  2. The next targets to consider in your visual inspection are those parts requiring flexibility to operate as they should, such as hoses and belts. Their inherent flex allows them to reach into the small nooks and crannies where they deliver coolant or drive other systems. But with that flex comes vulnerability to elements both without and within. Thin-walled hoses transport coolant, hot and under pressure, to regulate the internal temperature of a motor, and belts whip around at rotations thousands of times per minute. The friction and force created in such operations will, eventually, cause the material to elongate and begin to break down.

  3. And finally, consider those points where the liquids are dispensed into the machine, including bendable metal hoses from diesel tank to carburetor. Or where the smooth lines of a tank are extended to spouts, and finally to a connection with a different material. These access points are the best places to look for a potential hazard.

As you can tell, a visual inspection is much more than taking a glance at a machine. It is keeping an open mind to the obvious. It is learning to interpret the sensory information a machine can provide - sight, sound and smell - to understand how well the machine is functioning.

In the next post we'll roll up our sleeves and dig into the more important functions of generator maintenance: the Generator Fuel System.

Get Prepared

Call Toll Free 1-888-758-4646 to speak with a power specialist about the next step in becoming emergency prepared.


Submit this form and a Trinity Power specialist will arrange an appointment to discuss further.

Explore Posts By Category

Facebook Feed

Congratulations Ho Chu! Winner of this year's M1 driver draw at the Global Petroleum Show. ... See MoreSee Less

1 week ago

View on Facebook

Trinity Power Rentals added 8 new photos to the album: ECABC Annual Golf Tournament 2017 — at Surrey Golf Club.

Trinity Power was at hole 12 for the ECABC golf tournament again this year. Frosty beverages were given and a draw for a beautiful Scotty Cameron putter took place. Thank you ECABC for hosting this awesome annual event.
... See MoreSee Less

4 weeks ago

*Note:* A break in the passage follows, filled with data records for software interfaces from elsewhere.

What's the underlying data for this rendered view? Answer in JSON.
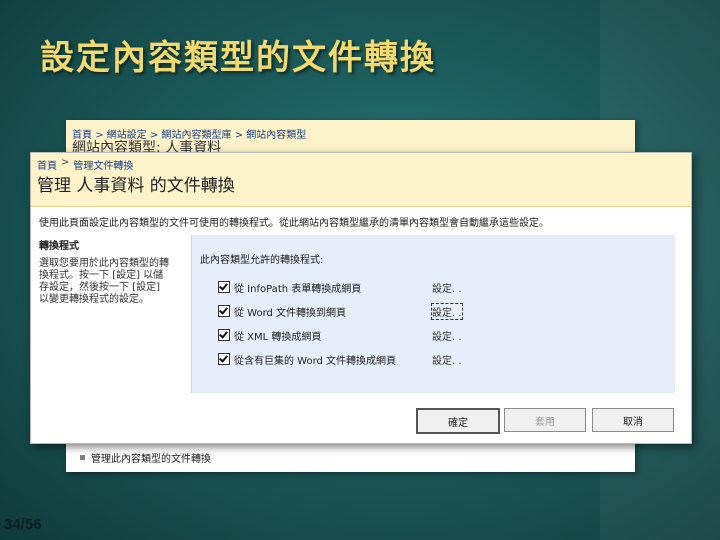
{
  "slide": {
    "title": "設定內容類型的文件轉換",
    "page_number": "34/56"
  },
  "back_window": {
    "breadcrumbs": [
      "首頁",
      "網站設定",
      "網站內容類型庫",
      "網站內容類型"
    ],
    "title": "網站內容類型: 人事資料",
    "link": "管理此內容類型的文件轉換"
  },
  "front_window": {
    "breadcrumbs": [
      "首頁",
      "管理文件轉換"
    ],
    "heading": "管理 人事資料 的文件轉換",
    "description": "使用此頁面設定此內容類型的文件可使用的轉換程式。從此網站內容類型繼承的清單內容類型會自動繼承這些設定。",
    "section": {
      "title": "轉換程式",
      "description": "選取您要用於此內容類型的轉換程式。按一下 [設定] 以儲存設定，然後按一下 [設定] 以變更轉換程式的設定。",
      "allowed_label": "此內容類型允許的轉換程式:",
      "converters": [
        {
          "label": "從 InfoPath 表單轉換成網頁",
          "checked": true,
          "settings": "設定. ."
        },
        {
          "label": "從 Word 文件轉換到網頁",
          "checked": true,
          "settings": "設定. ."
        },
        {
          "label": "從 XML 轉換成網頁",
          "checked": true,
          "settings": "設定. ."
        },
        {
          "label": "從含有巨集的 Word 文件轉換成網頁",
          "checked": true,
          "settings": "設定. ."
        }
      ]
    },
    "buttons": {
      "ok": "確定",
      "apply": "套用",
      "cancel": "取消"
    }
  }
}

Trinity Power was at hole 12 for the ECABC golf tournament again this year. Frosty beverages were given and a draw for a beautiful Scotty Cameron putter took place. Thank you ECABC for hosting this awesome annual event.

Konrad Sander, Nick Foster and 9 others like this

Deb Cahill-TraffordGreat day, thank you for your support!

3 weeks ago

Comment on Facebook


Join Trinity Power’s Monthly Newsletter

By checking this box you are giving Trinity Power Rentals express consent to send you commercial electronic messages. This includes:
  • > Relevant & Insightful Articles
  • > Equipment Line News & Videos
  • > Industry News & Reports
  • > Promotional Type Email
I consent

Most Popular Articles

  • Fuel Delivery System Construction Underway For YVR read more >
  • 4 Ways to Reduce Your Global Adjustment Costs read more >
  • Case Study: A Generator-Free Film Set read more >
From the Blog
Trinity Power & R.Stahl Partner to Rent Explosion Proof Equipment

Trinity Power Partners With R. STAHL to Provide Explosion Proof Temporary Power Equipment

Trinity Power is pleased to announce that we have partnered with R. STAHL, the world’s foremost innovator in explosion proof and explosion protected components and systems, to represent their TEMPEX explosion proof temporary power system in Weste...

An Emergency Power Checklist for Business

Is Your Business Prepared For a Power Outage?

Spring has arrived and, with it, unpredictable weather and the power outages that often follow. As recently as April 7th, a snow and wind storm caused a major outage in Ontario that affected 45,000 residents. Meanwhile, the spring melt in BC is see...

Gas Plant Case Study

Trinity Goes the Distance To Power A Gas Plant Project

What does it take to deliver a bid-winning temporary power solution? In the case of our recent project at a phase III gas plant, the answer is: 2 designs, 5 vendors including Trinity Power, and 8 equipment locations spread across North America. ...